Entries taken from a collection

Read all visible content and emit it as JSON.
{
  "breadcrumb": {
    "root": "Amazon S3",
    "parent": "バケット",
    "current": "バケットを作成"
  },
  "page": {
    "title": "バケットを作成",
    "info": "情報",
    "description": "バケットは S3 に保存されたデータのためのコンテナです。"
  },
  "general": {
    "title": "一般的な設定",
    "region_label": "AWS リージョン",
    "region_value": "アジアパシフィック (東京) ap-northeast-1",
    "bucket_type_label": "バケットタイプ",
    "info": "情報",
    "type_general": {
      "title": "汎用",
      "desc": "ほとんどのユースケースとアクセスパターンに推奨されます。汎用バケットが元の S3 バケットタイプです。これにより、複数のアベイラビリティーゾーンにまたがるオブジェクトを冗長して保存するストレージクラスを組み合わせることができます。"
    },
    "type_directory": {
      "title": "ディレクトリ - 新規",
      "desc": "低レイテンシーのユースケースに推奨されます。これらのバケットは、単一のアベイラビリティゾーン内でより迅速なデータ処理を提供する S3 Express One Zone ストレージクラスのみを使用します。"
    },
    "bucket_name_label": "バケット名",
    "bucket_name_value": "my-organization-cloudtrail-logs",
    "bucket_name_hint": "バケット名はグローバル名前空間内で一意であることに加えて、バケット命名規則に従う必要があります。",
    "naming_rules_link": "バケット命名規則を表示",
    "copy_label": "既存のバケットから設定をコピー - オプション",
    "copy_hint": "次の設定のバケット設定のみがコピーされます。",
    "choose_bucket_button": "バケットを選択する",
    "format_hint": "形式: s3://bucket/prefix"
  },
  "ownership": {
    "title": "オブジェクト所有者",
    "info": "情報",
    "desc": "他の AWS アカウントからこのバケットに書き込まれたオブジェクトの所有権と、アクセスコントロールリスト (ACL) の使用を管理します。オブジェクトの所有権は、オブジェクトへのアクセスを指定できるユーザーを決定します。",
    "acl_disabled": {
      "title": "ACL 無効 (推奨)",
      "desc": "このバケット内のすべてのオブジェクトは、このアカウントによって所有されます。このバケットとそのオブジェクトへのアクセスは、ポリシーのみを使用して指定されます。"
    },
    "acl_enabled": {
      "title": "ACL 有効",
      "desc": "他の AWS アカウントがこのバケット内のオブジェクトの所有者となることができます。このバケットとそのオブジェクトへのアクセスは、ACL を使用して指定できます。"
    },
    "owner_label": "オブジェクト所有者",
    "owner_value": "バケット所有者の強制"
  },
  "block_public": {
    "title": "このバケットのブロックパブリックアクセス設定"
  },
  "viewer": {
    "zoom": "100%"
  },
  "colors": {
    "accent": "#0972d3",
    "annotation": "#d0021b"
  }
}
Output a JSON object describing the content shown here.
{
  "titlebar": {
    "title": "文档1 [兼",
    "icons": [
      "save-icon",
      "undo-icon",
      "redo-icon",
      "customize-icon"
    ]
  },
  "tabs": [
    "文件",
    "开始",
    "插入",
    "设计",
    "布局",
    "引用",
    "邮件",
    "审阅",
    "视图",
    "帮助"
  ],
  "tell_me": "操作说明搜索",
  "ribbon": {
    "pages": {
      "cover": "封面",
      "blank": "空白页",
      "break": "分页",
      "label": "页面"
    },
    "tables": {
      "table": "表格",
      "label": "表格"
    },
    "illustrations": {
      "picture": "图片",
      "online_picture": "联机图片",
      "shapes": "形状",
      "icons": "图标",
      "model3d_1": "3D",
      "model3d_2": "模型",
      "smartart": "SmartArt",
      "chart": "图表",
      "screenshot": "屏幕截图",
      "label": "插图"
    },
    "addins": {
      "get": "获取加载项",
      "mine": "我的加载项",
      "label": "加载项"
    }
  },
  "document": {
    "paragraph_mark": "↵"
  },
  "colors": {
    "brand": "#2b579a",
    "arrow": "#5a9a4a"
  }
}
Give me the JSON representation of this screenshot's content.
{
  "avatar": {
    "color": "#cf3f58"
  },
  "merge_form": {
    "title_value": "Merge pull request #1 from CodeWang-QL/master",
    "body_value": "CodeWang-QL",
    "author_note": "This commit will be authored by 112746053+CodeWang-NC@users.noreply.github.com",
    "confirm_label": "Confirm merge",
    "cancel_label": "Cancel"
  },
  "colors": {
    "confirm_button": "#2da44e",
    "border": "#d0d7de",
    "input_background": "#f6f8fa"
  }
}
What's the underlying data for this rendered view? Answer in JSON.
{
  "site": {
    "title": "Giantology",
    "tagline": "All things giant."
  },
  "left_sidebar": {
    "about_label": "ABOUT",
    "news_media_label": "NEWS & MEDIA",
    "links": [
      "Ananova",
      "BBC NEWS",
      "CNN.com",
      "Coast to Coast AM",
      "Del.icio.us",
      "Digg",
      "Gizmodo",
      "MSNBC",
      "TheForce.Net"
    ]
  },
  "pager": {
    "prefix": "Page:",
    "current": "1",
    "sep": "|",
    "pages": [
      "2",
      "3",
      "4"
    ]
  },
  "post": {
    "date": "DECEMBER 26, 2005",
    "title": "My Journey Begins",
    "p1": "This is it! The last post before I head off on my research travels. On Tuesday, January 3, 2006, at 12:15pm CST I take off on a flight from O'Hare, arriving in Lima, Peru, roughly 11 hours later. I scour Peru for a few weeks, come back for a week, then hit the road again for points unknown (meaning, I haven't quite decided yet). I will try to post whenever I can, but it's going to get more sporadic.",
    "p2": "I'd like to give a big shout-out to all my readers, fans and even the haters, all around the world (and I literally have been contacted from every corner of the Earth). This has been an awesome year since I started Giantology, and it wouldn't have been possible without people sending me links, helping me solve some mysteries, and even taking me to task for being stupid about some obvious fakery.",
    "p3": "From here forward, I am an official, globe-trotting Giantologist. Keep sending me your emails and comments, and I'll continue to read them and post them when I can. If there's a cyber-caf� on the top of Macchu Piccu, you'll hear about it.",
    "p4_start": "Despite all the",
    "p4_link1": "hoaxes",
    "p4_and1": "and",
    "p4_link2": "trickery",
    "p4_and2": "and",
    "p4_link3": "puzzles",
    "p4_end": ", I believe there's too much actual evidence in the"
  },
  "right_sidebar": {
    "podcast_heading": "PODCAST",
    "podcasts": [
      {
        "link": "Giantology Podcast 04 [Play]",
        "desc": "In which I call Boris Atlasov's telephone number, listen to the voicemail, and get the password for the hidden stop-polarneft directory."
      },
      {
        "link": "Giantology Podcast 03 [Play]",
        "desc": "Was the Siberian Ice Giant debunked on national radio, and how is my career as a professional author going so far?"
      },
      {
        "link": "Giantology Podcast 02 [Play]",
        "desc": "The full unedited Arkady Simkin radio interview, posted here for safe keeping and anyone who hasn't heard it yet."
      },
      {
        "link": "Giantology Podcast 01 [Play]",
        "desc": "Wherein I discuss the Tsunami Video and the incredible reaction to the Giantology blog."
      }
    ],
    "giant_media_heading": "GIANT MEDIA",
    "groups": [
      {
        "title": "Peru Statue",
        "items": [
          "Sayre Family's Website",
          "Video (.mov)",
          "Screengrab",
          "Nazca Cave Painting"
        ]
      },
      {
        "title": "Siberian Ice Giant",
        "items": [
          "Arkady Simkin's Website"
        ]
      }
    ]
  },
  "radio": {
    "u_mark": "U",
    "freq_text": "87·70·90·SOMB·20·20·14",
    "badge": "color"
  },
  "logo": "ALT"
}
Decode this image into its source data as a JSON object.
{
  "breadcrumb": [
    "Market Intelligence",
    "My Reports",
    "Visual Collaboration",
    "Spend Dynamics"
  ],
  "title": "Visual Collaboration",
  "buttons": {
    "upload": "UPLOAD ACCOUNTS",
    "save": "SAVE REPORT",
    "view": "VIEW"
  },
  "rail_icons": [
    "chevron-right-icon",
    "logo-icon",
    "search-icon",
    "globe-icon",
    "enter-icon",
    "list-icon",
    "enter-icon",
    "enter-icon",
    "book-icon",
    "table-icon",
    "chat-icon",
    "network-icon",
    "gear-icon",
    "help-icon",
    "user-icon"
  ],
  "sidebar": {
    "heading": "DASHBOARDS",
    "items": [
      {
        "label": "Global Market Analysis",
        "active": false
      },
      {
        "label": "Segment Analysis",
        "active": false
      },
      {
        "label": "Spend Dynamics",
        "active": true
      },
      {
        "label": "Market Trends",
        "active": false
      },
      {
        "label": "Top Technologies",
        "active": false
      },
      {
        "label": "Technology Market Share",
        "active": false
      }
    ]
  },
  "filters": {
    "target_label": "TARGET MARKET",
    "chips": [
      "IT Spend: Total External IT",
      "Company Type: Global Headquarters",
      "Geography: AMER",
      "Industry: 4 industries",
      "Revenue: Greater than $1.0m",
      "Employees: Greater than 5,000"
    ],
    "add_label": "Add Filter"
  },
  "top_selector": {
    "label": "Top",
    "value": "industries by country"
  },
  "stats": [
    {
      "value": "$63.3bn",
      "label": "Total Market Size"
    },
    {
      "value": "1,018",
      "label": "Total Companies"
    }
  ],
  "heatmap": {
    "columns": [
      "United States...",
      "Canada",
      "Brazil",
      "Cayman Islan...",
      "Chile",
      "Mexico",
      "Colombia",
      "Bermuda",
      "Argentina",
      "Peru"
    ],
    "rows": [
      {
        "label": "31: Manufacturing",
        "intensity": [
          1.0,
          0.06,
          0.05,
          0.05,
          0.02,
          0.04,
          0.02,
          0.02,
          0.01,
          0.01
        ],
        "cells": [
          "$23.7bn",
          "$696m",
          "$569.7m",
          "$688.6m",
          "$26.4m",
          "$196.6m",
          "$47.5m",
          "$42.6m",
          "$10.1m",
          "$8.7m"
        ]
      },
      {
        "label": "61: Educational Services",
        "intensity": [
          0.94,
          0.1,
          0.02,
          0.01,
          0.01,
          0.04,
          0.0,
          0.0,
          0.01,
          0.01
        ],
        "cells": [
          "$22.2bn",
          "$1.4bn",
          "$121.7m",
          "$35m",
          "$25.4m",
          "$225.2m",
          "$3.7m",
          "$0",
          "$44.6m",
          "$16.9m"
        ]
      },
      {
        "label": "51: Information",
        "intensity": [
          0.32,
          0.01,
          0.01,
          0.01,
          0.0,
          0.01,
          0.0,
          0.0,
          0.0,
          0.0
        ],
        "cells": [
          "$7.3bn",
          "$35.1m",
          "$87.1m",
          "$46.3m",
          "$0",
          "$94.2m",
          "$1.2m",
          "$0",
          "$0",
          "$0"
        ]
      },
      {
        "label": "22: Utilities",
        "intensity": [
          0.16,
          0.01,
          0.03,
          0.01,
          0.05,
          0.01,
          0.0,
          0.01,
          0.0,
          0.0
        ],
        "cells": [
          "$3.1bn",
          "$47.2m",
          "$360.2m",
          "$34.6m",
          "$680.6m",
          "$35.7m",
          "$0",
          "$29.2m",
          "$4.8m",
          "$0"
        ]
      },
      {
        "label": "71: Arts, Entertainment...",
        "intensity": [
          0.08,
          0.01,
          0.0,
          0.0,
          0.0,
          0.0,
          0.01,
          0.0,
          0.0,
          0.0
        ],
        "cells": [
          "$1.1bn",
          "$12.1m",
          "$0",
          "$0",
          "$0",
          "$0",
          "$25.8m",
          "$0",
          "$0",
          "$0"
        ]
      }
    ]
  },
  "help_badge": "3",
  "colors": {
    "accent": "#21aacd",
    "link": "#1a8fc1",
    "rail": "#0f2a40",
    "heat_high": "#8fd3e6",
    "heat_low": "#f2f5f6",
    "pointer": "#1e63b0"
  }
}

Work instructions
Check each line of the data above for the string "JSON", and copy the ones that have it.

Task output
Read all visible content and emit it as JSON.
Output a JSON object describing the content shown here.
Give me the JSON representation of this screenshot's content.
What's the underlying data for this rendered view? Answer in JSON.
Decode this image into its source data as a JSON object.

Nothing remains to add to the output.